We have been glued to the television for the past two nights, watching and rewatching the footage from 9-11. Somehow, I can never tear myself away. How clearly I remember my husband calling me from Zurich, as I stopped at the end of our driveway with the brick of a Nokia in my hand. “They think someone has attacked the Trade Center in New York,” he said, as this was well before it was clear that we were, indeed, attacked. All day long, the teachers stuck their heads in the lounge to catch a glimpse of the news; no one had smartphones then, or laptops, or computers on our desks. It was probably a good thing because we were better able to keep the children calm throughout the day.
Now twenty years later, I am watching the adults who were children when one or more of their parents were taken from them. I am listening to the people whose partner was taken from them that day. So much was taken from us; my husband’s department with Zurich Insurance was closed down six months later, due to all the claims, but the loss of a job is nothing compared to the loss of a life.
I enjoyed finding new pumpkins in the garden yesterday, as they showed me how life carries on. Some rogue creature must have planted the seeds from last year’s autumnal display. Unbeknownst to us, they are growing of their own accord. And thankfully, Illinois has a respite from the dreadful humidity. I can’t tell you how miserable it’s been to be so hot for so long…at least for me.
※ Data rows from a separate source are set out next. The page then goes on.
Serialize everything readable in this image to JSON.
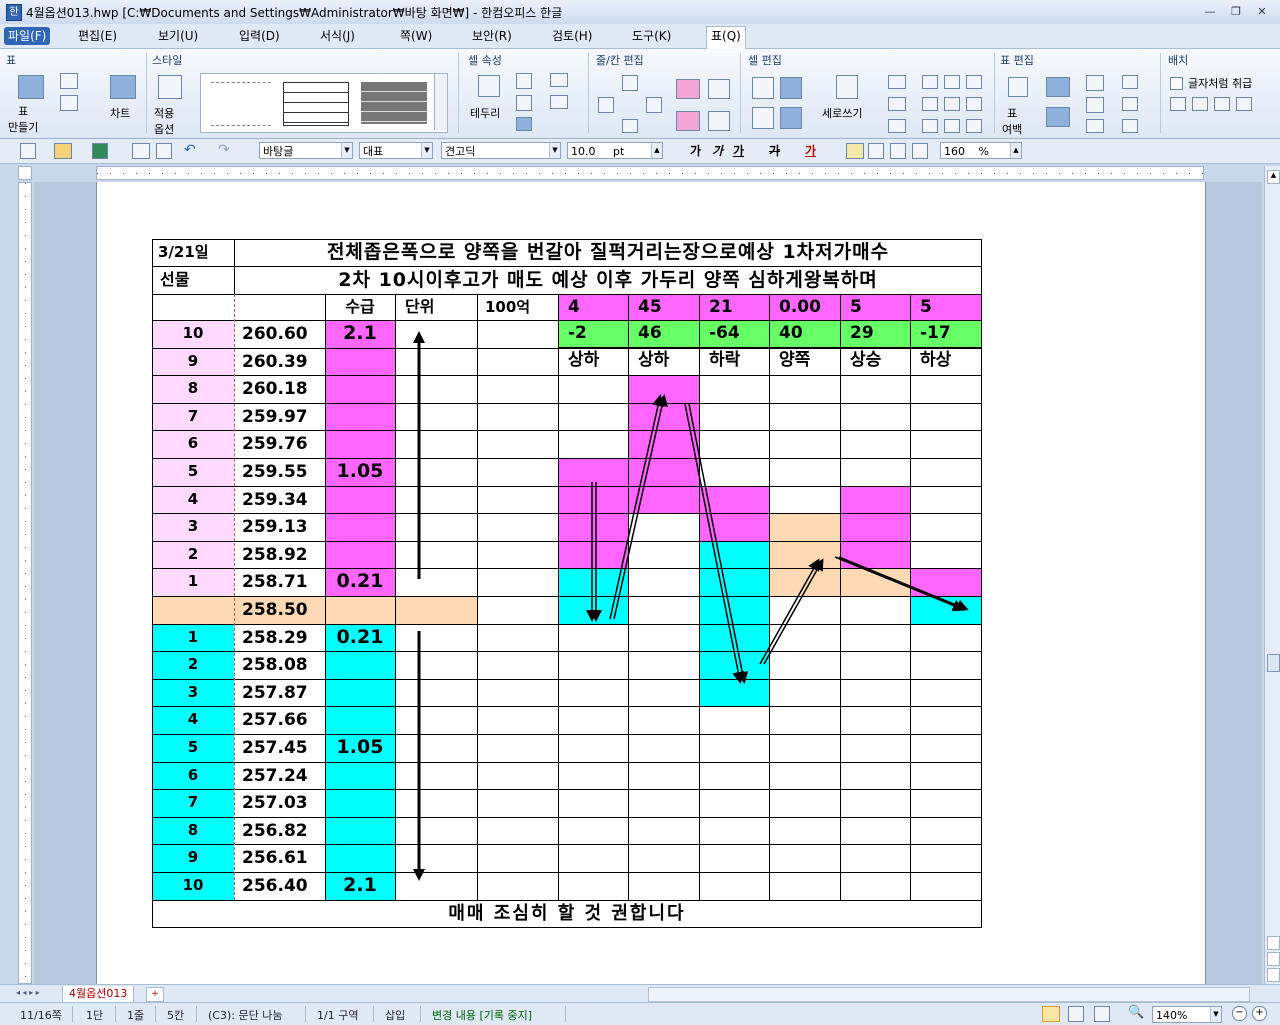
{
  "window": {
    "title": "4월옵션013.hwp [C:₩Documents and Settings₩Administrator₩바탕 화면₩] - 한컴오피스 한글",
    "app_icon": "hwp-icon"
  },
  "menubar": {
    "items": [
      "파일(F)",
      "편집(E)",
      "보기(U)",
      "입력(D)",
      "서식(J)",
      "쪽(W)",
      "보안(R)",
      "검토(H)",
      "도구(K)",
      "표(Q)"
    ]
  },
  "ribbon": {
    "groups": {
      "table": "표",
      "style": "스타일",
      "cell_attr": "셀 속성",
      "rowcol_edit": "줄/칸 편집",
      "cell_edit": "셀 편집",
      "table_edit": "표 편집",
      "arrange": "배치"
    },
    "buttons": {
      "make_table": "표\n만들기",
      "chart": "차트",
      "apply_options": "적용\n옵션",
      "border": "테두리",
      "vertical_writing": "세로쓰기",
      "table_margin": "표\n여백",
      "treat_as_char": "글자처럼 취급"
    }
  },
  "toolbar": {
    "style": "바탕글",
    "lang": "대표",
    "font": "견고딕",
    "size": "10.0",
    "size_unit": "pt",
    "bold": "가",
    "italic": "가",
    "underline": "가",
    "strike": "가",
    "color": "가",
    "zoom_line": "160",
    "zoom_unit": "%"
  },
  "doc": {
    "title_row1_left": "3/21일",
    "title_row1_right": "전체좁은폭으로 양쪽을 번갈아 질퍽거리는장으로예상 1차저가매수",
    "title_row2_left": "선물",
    "title_row2_right": "2차 10시이후고가 매도 예상  이후 가두리 양쪽 심하게왕복하며",
    "header3": {
      "col3": "수급",
      "col4": "단위",
      "col5": "100억"
    },
    "top_values": [
      "4",
      "45",
      "21",
      "0.00",
      "5",
      "5"
    ],
    "second_values": [
      "-2",
      "46",
      "-64",
      "40",
      "29",
      "-17"
    ],
    "labels": [
      "상하",
      "상하",
      "하락",
      "양쪽",
      "상승",
      "하상"
    ],
    "rows": [
      {
        "n": "10",
        "price": "260.60",
        "supply": "2.1"
      },
      {
        "n": "9",
        "price": "260.39",
        "supply": ""
      },
      {
        "n": "8",
        "price": "260.18",
        "supply": ""
      },
      {
        "n": "7",
        "price": "259.97",
        "supply": ""
      },
      {
        "n": "6",
        "price": "259.76",
        "supply": ""
      },
      {
        "n": "5",
        "price": "259.55",
        "supply": "1.05"
      },
      {
        "n": "4",
        "price": "259.34",
        "supply": ""
      },
      {
        "n": "3",
        "price": "259.13",
        "supply": ""
      },
      {
        "n": "2",
        "price": "258.92",
        "supply": ""
      },
      {
        "n": "1",
        "price": "258.71",
        "supply": "0.21"
      },
      {
        "n": "",
        "price": "258.50",
        "supply": ""
      },
      {
        "n": "1",
        "price": "258.29",
        "supply": "0.21"
      },
      {
        "n": "2",
        "price": "258.08",
        "supply": ""
      },
      {
        "n": "3",
        "price": "257.87",
        "supply": ""
      },
      {
        "n": "4",
        "price": "257.66",
        "supply": ""
      },
      {
        "n": "5",
        "price": "257.45",
        "supply": "1.05"
      },
      {
        "n": "6",
        "price": "257.24",
        "supply": ""
      },
      {
        "n": "7",
        "price": "257.03",
        "supply": ""
      },
      {
        "n": "8",
        "price": "256.82",
        "supply": ""
      },
      {
        "n": "9",
        "price": "256.61",
        "supply": ""
      },
      {
        "n": "10",
        "price": "256.40",
        "supply": "2.1"
      }
    ],
    "footer": "매매 조심히 할 것 권합니다"
  },
  "colors": {
    "magenta": "#ff66ff",
    "light_pink": "#ffd9ff",
    "cyan": "#00ffff",
    "peach": "#ffd9b3",
    "green": "#66ff66"
  },
  "doc_tab": "4월옵션013",
  "status": {
    "page": "11/16쪽",
    "column": "1단",
    "line": "1줄",
    "col": "5칸",
    "cell": "(C3): 문단 나눔",
    "section": "1/1 구역",
    "mode": "삽입",
    "track": "변경 내용 [기록 중지]",
    "zoom": "140%"
  }
}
This week is the beginning of Bible Study Fellowship, where I will lead a group of women as we study the book of Matthew. How wonderful it is to be teaching again, although this time I will be with adults, and it will be more of a facilitating job than a teaching job. The theme is Unexpected, and I love that, for so much that comes to us is, after all, unexpected.
I have finished Pushkin Vertigo’s The Second Woman by Louise Mey for their first ever digital readalong beginning on the 20th, and I have picked up Hour of The Witch by Chris Bohjalian for the R.I.P. XVI. It’s so interesting to me that both of these novels center around women who are “misunderstood” (abused) by their husbands. Although one is a thriller, and the other is historical fiction, they are both quite excellent.
Finally, I am greatly anticipating the announcement of the Booker Prize longlist for 2021. From my Booker Prize email: ”This coming Tuesday, our fabulous Booker dozen of thirteen longlisted novels is being reduced to a shortlist of six. At 4pm BST on Tuesday September 14, you can watch the 2021 shortlist announcement live on our Facebook page and YouTube channel.” I have not had a chance to read all thirteen books of the longlist, but I do hope The China Room by Sunjeev Sahota is included in the shortlist.
I wish a most happy Sunday to all of you, and a joyful week ahead.